----- Record extracts -----

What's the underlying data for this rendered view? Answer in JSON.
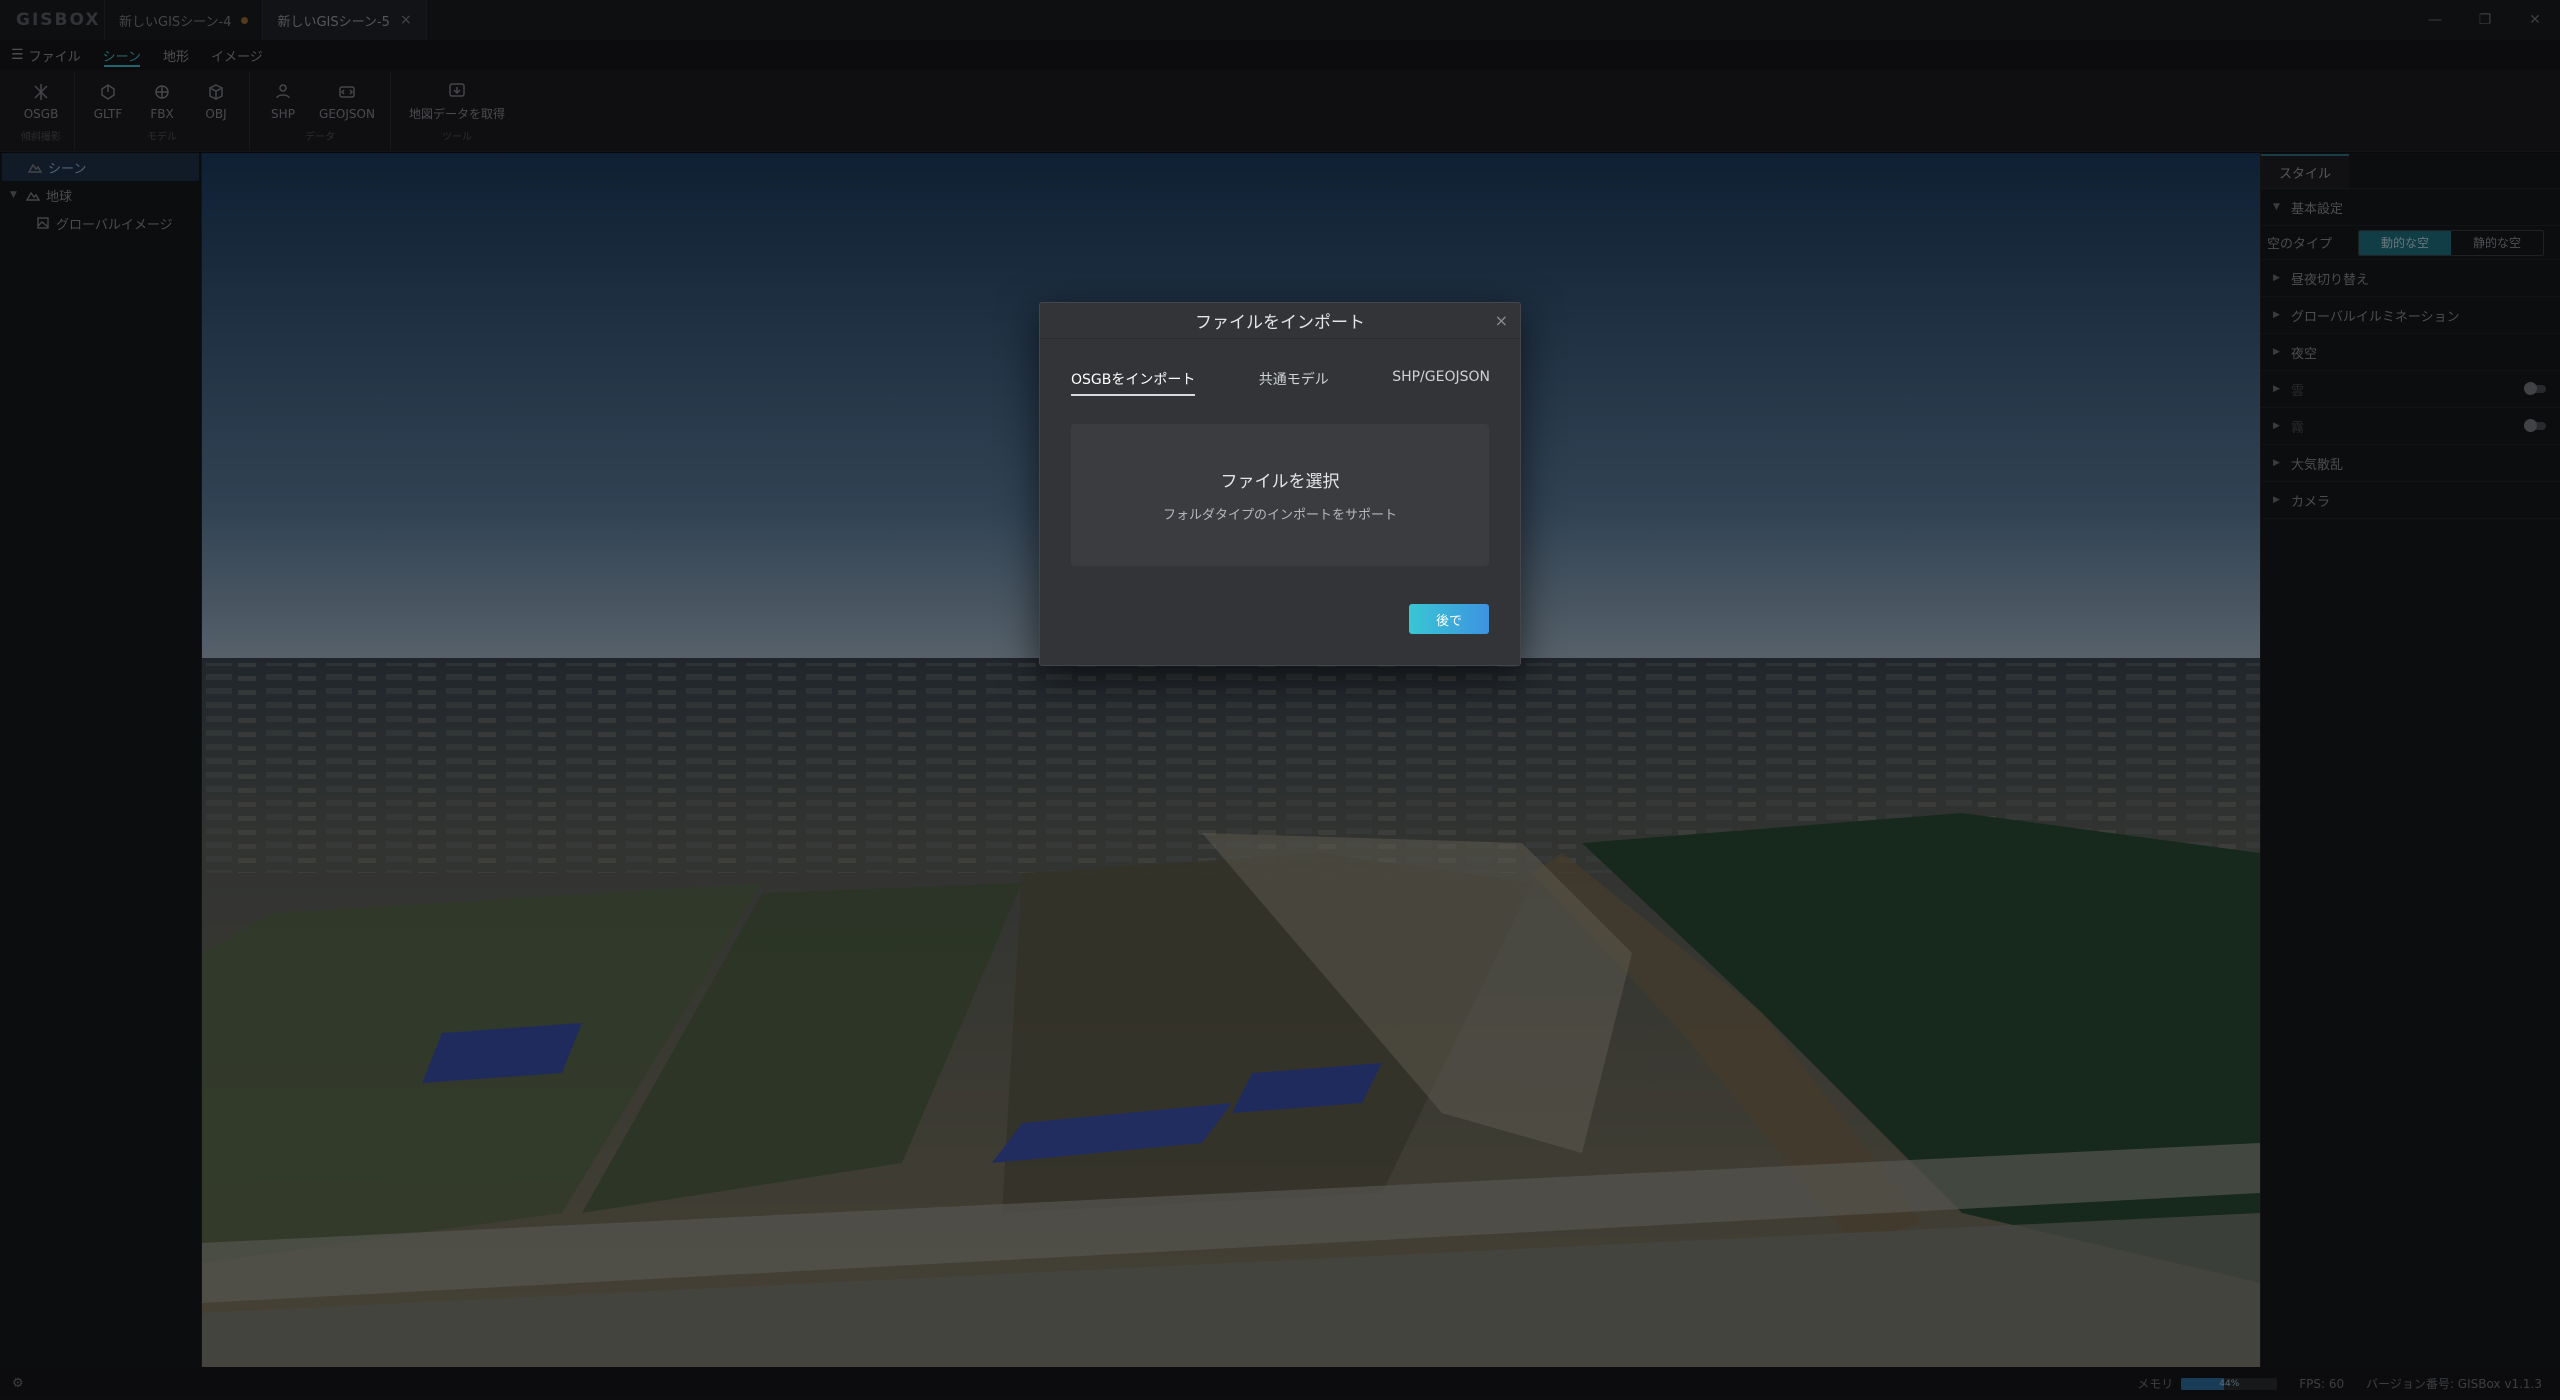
{
  "app": {
    "logo": "GISBOX"
  },
  "doc_tabs": [
    {
      "label": "新しいGISシーン-4",
      "modified": true
    },
    {
      "label": "新しいGISシーン-5",
      "close": "×"
    }
  ],
  "window_controls": {
    "minimize": "—",
    "restore": "❐",
    "close": "✕"
  },
  "menu": {
    "file": "ファイル",
    "items": [
      "シーン",
      "地形",
      "イメージ"
    ],
    "active": "シーン"
  },
  "ribbon": {
    "groups": [
      {
        "label": "傾斜撮影",
        "buttons": [
          "OSGB"
        ]
      },
      {
        "label": "モデル",
        "buttons": [
          "GLTF",
          "FBX",
          "OBJ"
        ]
      },
      {
        "label": "データ",
        "buttons": [
          "SHP",
          "GEOJSON"
        ]
      },
      {
        "label": "ツール",
        "buttons": [
          "地図データを取得"
        ]
      }
    ]
  },
  "tree": {
    "items": [
      {
        "label": "シーン",
        "icon": "scene-icon",
        "selected": true
      },
      {
        "label": "地球",
        "icon": "terrain-icon",
        "expanded": true
      },
      {
        "label": "グローバルイメージ",
        "icon": "image-layer-icon"
      }
    ]
  },
  "right_panel": {
    "tab": "スタイル",
    "basic": "基本設定",
    "sky_type_label": "空のタイプ",
    "sky_options": [
      "動的な空",
      "静的な空"
    ],
    "sky_selected": "動的な空",
    "sections": [
      {
        "label": "昼夜切り替え",
        "disabled": false
      },
      {
        "label": "グローバルイルミネーション",
        "disabled": false
      },
      {
        "label": "夜空",
        "disabled": false
      },
      {
        "label": "雲",
        "disabled": true,
        "toggle": true
      },
      {
        "label": "霧",
        "disabled": true,
        "toggle": true
      },
      {
        "label": "大気散乱",
        "disabled": false
      },
      {
        "label": "カメラ",
        "disabled": false
      }
    ]
  },
  "status": {
    "memory_label": "メモリ",
    "memory_percent": 44,
    "memory_text": "44%",
    "fps": "FPS: 60",
    "version": "バージョン番号: GISBox v1.1.3"
  },
  "modal": {
    "title": "ファイルをインポート",
    "close": "×",
    "tabs": [
      "OSGBをインポート",
      "共通モデル",
      "SHP/GEOJSON"
    ],
    "active_tab": "OSGBをインポート",
    "dropzone_title": "ファイルを選択",
    "dropzone_subtitle": "フォルダタイプのインポートをサポート",
    "later_button": "後で"
  }
}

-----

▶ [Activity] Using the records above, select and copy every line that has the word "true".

▶ [Your solution]
      "modified": true
        "selected": true
        "expanded": true
        "disabled": true,
        "toggle": true
        "disabled": true,
        "toggle": true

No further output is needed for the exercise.